FILE ID:97031906.TXT

(Makes announcement before leaving for Helsinki Summit) (490)
By Wendy S. Ross
USIA White House Correspondent

Washington -- President Clinton has named George Tenet to be Director
of Central Intelligence, replacing nominee Tony Lake who withdrew his
name from consideration in the midst his confirmation hearings before
the Senate Intelligence Committee.

Clinton announced the appointment at a news briefing in a White House
reception room late March 19, a few hours before his scheduled
departure from Washington for his summit meeting with Russian
President Boris Yeltsin in Helsinki.

Tenet, currently acting Director of the Central Intelligence Agency
(CIA), was appointed Deputy Director of the agency in 1995.

Clinton said Tenet "brings a wealth of experience and skill to the
challenge of leading our intelligence community into the 21st
century." The President noted that prior to joining the CIA, Tenet was
"my senior aide for intelligence" on the National Security Council,
where he did "a superb job in helping to set out our intelligence
priorities." At the CIA, Clinton said Tenet has played a "pivotal role
in putting these priorities into place and leading the intelligence
community in meeting the demands of the post Cold War World."

Tenet, who attended the briefing with his family, said he was "deeply
honored" by the nomination, but added that "it is a bitter-sweet
moment" because he had hoped to be working with "my good friend Tony
Lake, as his deputy."

Tenet pledged that if he is confirmed, he will provide the President,
the Vice President and the National Security Adviser "the best, most
objective intelligence we can provide."

Clinton said he fully expects Tenet to be confirmed "because he is
well known to the Senate and well respected by Republicans as well as

Clinton then discussed his upcoming meeting with Yeltsin, the eleventh
such meeting between the two leaders.

"Today our meetings have become almost routine as we work through
problems and build cooperation," he said. "The increasing normalcy of
our ties," he said, "make it easy to lose sight of the great
opportunity that lies before us now."

Clinton said the summit will focus on three areas: moving forward with
our work to build a Europe that is undivided, democratic and at peace
for the first time in the history of the continent; continuing to
reduce the danger of weapons of mass destruction, and expanding the
economic partnership with Russia that is good for Americans and
Russians alike.

The outlines of a NATO-Russia Charter, being negotiated by NATO
Secretary General Solana and Russian Foreign Minister Primakov will
also be discussed, Clinton said.

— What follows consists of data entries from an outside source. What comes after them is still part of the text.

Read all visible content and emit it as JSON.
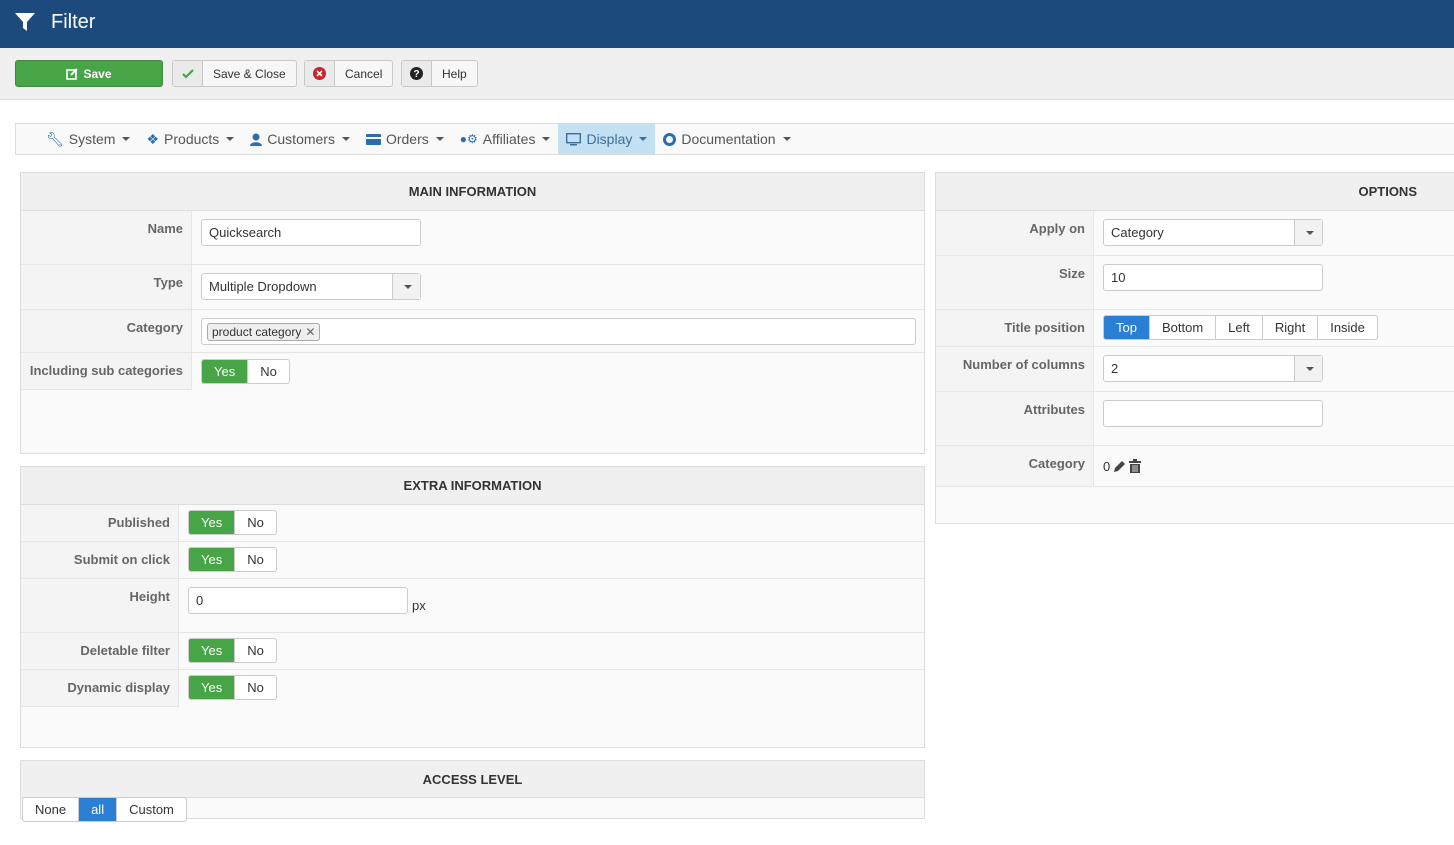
{
  "header": {
    "title": "Filter",
    "icon": "filter-icon"
  },
  "toolbar": {
    "save": "Save",
    "save_close": "Save & Close",
    "cancel": "Cancel",
    "help": "Help"
  },
  "nav": [
    {
      "label": "System"
    },
    {
      "label": "Products"
    },
    {
      "label": "Customers"
    },
    {
      "label": "Orders"
    },
    {
      "label": "Affiliates"
    },
    {
      "label": "Display",
      "active": true
    },
    {
      "label": "Documentation"
    }
  ],
  "main_info": {
    "title": "MAIN INFORMATION",
    "name_label": "Name",
    "name_value": "Quicksearch",
    "type_label": "Type",
    "type_value": "Multiple Dropdown",
    "category_label": "Category",
    "category_chip": "product category",
    "subcat_label": "Including sub categories"
  },
  "extra_info": {
    "title": "EXTRA INFORMATION",
    "published_label": "Published",
    "submit_label": "Submit on click",
    "height_label": "Height",
    "height_value": "0",
    "height_unit": "px",
    "deletable_label": "Deletable filter",
    "dynamic_label": "Dynamic display"
  },
  "toggle": {
    "yes": "Yes",
    "no": "No"
  },
  "access": {
    "title": "ACCESS LEVEL",
    "options": [
      "None",
      "all",
      "Custom"
    ],
    "selected": "all"
  },
  "options": {
    "title": "OPTIONS",
    "apply_label": "Apply on",
    "apply_value": "Category",
    "size_label": "Size",
    "size_value": "10",
    "titlepos_label": "Title position",
    "titlepos_options": [
      "Top",
      "Bottom",
      "Left",
      "Right",
      "Inside"
    ],
    "titlepos_selected": "Top",
    "columns_label": "Number of columns",
    "columns_value": "2",
    "attributes_label": "Attributes",
    "attributes_value": "",
    "category_label": "Category",
    "category_value": "0"
  },
  "colors": {
    "header": "#1c4a7c",
    "green": "#47a447",
    "blue": "#2a7fd4"
  }
}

When he returns from Helsinki March 21, Clinton said his first
priority will be to balance the federal budget. Earlier March 19, the
President and his top economic advisers met with the bipartisan
leaders of the House and Senate Budget Committees to discuss ways to
accomplish this goal.